There were rice noodles by themselves.
“lumpia” (egg or spring rolls) where the meat is prepared ahead with
different vegetables and drained well. Then the phyllo is laid out and
the “stuffing” put in. Felda fries them in a light canola oil until they
are turned light brown on all sides. These are delicious and not heavy
tasting, the lightness in flavor is very nice indeed!
“pensit” is a mixture of rice noodles, meat and vegetables. This tastes
very good with an Asian sauce that is like sweet and sour but spicier.
Felda says they go to an Asian store on Sawmill Road in Columbus,
Ohio to purchase this. The meat used in this “pensit” is an apple cured
pork belly, it has strips of fat within the meat. It is very tasty!
There are certain gelatin squares that look like jello but are chewy that
are put in their “traditional fruit cocktail,” along with coconut milk and
The “flan” tasted much like my Mom’s recipe for Mexican or Spanish flan.
The Philippines, Felda told me, take their foods and flavors both from the
Asians and the Spanish cultures. I told her I am able to listen to her, M.J.
and May and hear many Spanish words, like “trabajo” is work, etc.
I love the caramel sauce that you make of burning sugar with butter
and the thick, custard like texture to “flan.”
Another dessert is called, “casava” which is a chewy, sweet “cake” but
is also more of a moist cake or almost like custard, too.
Felda admonished or advised to “try just small bites,” to my oldest
daughter and Micah, too. Each thing may need to be tried, since she says
the textures and flavors of filipino food is quite unique compared to our
“plain” American taste buds.
My oldest daughter went back for seconds on several of the main dishes,
but only ate small portions of the desserts, because she was getting too
full! Micah liked the potato chips, the rice noodles, the “pensit” and the
meat by itself.
The American food they had were dishes brought by us and others. This
included an apple cake, sour cream cake, barbecued chicken, barbecued
beef brisket sandwiches and cole slaw. We had brought the chips, a raw
vegetable tray and cheese, sausage slices and crackers. These appetizers
were consumed while we waited for the guests to arrive. Several people
who were not at the church came to the filipino party and we all enjoyed
lively music. While we would have liked to stay more than 3 hours, Micah

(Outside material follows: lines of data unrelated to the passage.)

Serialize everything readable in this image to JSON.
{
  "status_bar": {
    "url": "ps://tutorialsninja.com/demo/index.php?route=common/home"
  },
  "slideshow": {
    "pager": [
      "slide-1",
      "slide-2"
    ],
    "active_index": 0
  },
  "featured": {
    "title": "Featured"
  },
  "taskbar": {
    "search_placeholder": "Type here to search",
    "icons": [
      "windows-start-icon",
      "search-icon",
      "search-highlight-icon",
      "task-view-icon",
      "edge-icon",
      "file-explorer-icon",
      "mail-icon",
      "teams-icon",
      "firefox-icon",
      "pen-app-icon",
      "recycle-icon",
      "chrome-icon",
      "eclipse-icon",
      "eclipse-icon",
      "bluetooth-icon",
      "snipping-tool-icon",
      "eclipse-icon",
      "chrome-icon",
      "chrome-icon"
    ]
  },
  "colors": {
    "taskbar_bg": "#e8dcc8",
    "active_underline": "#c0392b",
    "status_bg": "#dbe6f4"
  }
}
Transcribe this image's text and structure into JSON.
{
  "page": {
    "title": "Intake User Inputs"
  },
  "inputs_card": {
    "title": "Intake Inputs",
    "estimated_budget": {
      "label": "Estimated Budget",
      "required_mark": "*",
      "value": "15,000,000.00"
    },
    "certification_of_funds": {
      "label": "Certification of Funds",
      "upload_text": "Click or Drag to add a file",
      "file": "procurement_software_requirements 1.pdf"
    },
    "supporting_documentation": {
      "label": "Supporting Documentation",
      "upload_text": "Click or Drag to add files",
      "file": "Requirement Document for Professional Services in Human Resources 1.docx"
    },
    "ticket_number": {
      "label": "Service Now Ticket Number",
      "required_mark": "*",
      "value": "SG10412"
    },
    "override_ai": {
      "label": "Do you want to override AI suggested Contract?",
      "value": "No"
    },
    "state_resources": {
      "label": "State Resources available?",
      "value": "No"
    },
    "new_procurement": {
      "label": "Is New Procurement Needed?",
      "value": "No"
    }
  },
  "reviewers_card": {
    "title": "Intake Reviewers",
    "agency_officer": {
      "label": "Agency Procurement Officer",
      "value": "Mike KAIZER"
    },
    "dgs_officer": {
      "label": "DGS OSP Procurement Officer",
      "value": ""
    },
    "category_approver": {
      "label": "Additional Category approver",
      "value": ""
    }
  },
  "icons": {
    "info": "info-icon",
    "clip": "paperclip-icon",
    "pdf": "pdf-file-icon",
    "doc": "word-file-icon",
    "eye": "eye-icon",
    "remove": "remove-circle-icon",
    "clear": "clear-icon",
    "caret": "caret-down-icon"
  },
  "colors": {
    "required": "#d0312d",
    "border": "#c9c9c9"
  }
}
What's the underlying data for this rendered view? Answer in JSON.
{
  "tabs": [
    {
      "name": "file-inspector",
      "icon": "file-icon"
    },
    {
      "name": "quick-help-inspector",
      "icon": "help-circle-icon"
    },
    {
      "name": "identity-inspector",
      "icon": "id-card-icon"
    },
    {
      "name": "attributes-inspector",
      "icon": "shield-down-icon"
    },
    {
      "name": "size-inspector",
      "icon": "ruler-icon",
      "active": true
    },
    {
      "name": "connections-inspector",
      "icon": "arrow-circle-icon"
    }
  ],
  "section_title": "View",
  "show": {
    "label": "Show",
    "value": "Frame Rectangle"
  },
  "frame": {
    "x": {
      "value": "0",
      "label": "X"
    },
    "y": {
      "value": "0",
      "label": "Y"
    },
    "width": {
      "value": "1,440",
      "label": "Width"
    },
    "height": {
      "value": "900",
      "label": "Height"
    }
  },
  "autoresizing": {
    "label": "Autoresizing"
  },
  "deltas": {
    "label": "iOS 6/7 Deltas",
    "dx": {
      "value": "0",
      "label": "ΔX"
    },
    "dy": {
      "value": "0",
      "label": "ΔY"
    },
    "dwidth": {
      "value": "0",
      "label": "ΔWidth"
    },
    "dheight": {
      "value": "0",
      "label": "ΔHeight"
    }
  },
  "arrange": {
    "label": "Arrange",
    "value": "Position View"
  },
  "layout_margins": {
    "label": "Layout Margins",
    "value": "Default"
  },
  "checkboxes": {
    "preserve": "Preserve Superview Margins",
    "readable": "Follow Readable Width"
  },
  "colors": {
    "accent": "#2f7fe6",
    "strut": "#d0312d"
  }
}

was getting tired for his nap. We missed out on some games and karaoke
Felda and I added up the number of filipino parties I have attended since
I met her four and a half years ago, to the sum total of six celebrations!!
I had given her my grandsons’ babysitter’s name in Felda’s first week of
her working in the Bin Order Filler position and she has known Skyler
and Micah for all of that time, along with my oldest daughter, too. She met
my daughter in law and my son’s family downtown, we planned a meeting
and traveled around together for a fun First Friday about two years ago.
As always, this cool but sunny Sunday afternoon was filled with laughter,
loud and boisterous voices and delectable traditional filipino foods!
“A grand time was had by all!”
(Micah fell asleep as we were driving, in his car seat. Now that he goes to
preschool, age 4, he is back to being worn out in the afternoons. My
daughter says that it is a nice change from his giving up his naps at age 2!)
I would like to request that you keep the Philippines in your thoughts still
because there have been very high after-shocks and the levels following
the earthquakes are worse than the first ones. James, M.J.’s husband, led
us in a nice prayer before we ate and included the details of the disaster
that is still going on, as of Sunday, October 20, 2013.